* WHAT THIS TASK INVOLVES *
Take every line in the entries that includes the word "background" and copy it.

* DATA EXTRACT *
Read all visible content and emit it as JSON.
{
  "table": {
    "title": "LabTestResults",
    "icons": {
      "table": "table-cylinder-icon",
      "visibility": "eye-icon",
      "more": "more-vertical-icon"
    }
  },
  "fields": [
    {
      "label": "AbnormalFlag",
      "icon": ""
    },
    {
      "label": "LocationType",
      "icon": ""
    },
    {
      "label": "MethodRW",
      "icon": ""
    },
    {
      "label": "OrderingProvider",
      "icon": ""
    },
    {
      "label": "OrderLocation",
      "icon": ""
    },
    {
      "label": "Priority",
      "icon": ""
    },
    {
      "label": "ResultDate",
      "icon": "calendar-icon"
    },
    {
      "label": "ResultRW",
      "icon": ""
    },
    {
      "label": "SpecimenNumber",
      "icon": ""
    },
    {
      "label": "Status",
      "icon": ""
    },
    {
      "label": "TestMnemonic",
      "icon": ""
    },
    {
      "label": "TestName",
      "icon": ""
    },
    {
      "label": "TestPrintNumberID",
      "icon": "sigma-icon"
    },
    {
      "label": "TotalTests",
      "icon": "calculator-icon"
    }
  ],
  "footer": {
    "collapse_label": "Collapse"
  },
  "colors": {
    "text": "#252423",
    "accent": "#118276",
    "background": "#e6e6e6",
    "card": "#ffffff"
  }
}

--

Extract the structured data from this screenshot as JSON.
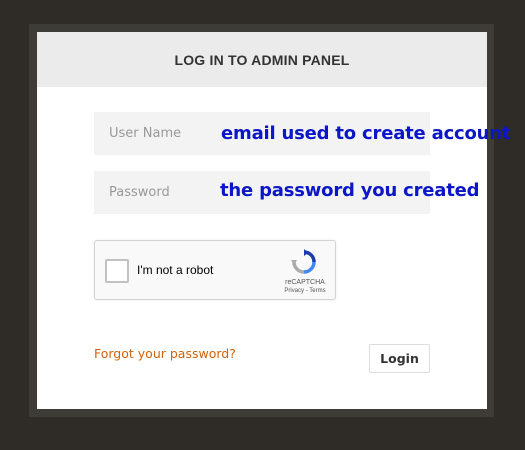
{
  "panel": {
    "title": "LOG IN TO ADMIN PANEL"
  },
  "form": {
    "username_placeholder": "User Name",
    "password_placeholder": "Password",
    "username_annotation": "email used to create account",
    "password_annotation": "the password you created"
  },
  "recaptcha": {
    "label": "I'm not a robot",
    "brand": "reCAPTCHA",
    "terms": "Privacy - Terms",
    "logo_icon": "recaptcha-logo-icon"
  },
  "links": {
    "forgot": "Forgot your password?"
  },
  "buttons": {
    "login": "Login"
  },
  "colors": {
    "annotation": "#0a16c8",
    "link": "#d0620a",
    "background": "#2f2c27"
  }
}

* TASK ANSWER *
    "background": "#e6e6e6",
    "background": "#2f2c27"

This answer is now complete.